The first printing of “Porsche 356 Guide to Do-It-Yourself Restoration” has sold out. The publisher had 1,500 copies printed expecting them to last two years. They sold in six months. The publisher is printing another 1,500.
While financial gain was not my motive in writing the book, it is great to recover my expenses. If you want a book as a Christmas gift I have some available and would be happy to sign it. Price is $24.95 plus $4.00 shipping and handling.
The new Shop Car is a ’57 Sunroof Coupe not a ’55. I confused it as it has the Pre A engine configuration with the small Solex carbs. For the Shop ’58 Cabriolet, we decided on a tan leather interior which came with the car rather than the original missing red interior. With a tan soft top this Meissen Blue Cabriolet should be a sharp looking 356.
Many, many parts were missing on the Cabriolet. The most fun was making a soft top frame out of two broken ones. Since the frame has a lot of aluminum we were unable to weld it and had to fabricate attachment points and missing parts. The ’58 Cab is almost complete and will be off to Autoweave in a few weeks.
BJ finished work on the ’57 Carrera and it will go to Don, the painter, when he is finished with Michael’s ’61 Coupe. Both these 356s will be silver.
BJ started on the smaller repairs on the Shop ’64 Coupe after I did the floor, thresholds and longitudinals. He is almost done with the metal work and will start on Scot’s ’55 Coupe.
Trevor is finishing up the brake and other work on the Irish Green Shop ’64 Coupe and we hope to put some miles on it before winter sets in.
I mentioned last month that we needed bumper over riders for the ’57 Carrera. I made some calls and they are very hard to find. Then I thought to check some early pictures of the 356. In a 1965 photograph of the Carrera in the St Paul Winter Carnival parade it had over riders. But then I checked photos sent to me by the grandson of the original owner. They were taken in Norway right after the 356 was picked up at the factory. It did not have over riders in the pictures. It also had hood straps which was not noted on the factory Kardex information. Also, the fog lights specified on the Kardex were not on the car. It is probable the owner made some changes at the factory. We have the original red leather seats for the Carrera and they have a lot of patina. Maybe too much to salvage but we will wait on an evaluation at Autoweave.

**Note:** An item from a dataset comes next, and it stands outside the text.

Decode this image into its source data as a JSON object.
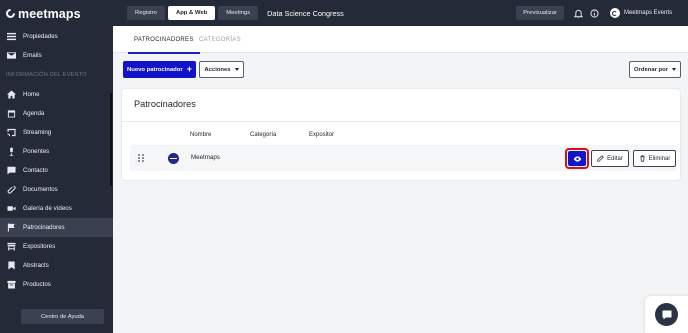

Barb and I will probably drive to Arizona for the Barrett-Jackson Auction in Scottsdale in late January. This year the event is five days with over 1,000 cars to be sold. Hopefully, some will be 356s. Bill Frey attended last year and said it was a great event. Info is available online at Barrett-Jackson.com and tickets can be purchased online before the end of December.
Barb and I are also registered for the Gulf Coast Holiday, April 7-10 in Boerne, Texas (pronounced “Bernie”). Boerne is not far from San Antonio and the event will include a special tour of the Alamo site and dinner on the River Walk. (I wonder if my old barracks from my days at Officer Training School is still at Lackland AFB). The registration packet is available at www.356.cc or contact David Wildrick at 713-218-9686.
BJ and I will miss the Anaheim Swap Meet in early February. This year it is in Long Beach as the Anaheim site is not available. It has been expanded to cover all European sports cars not just Porsches. Barb and I will take vacation again on Maui. Aloha.
Some of you may experience a gasoline smell after you park your 355 in the garage. To avoid this, drive into the garage, leave the garage door open, turn your fuel petcock off (counter clockwise to Zu) and let the engine die of fuel starvation.
This procedure guarantees no gasoline smell and also keeps fuel from sitting in the carbs and fuel lines.
As mentioned previously, today’s gasoline with additives is harmful to the 356 fuel system.
With a dry system the 356 will take longer to start unless you install an electric fuel pump. Any mechanic (or you) can install one. One installation is shown in the Technical section of the 356 Registry website. Don’t forget to turn your fuel petcock back on after starting. To remind yourself that the petcock is off, pull your sun visor down. We are in the habit of turning off the fuel petcock even when stopping the car for a short while. With gas still in the fuel lines but the petcock off, the 356 will start but only go a few blocks before running out of gas. A great thief deterrent. If traveling, take a car cover to disguise your 356 at motel stops. It will look like a Volkswagen.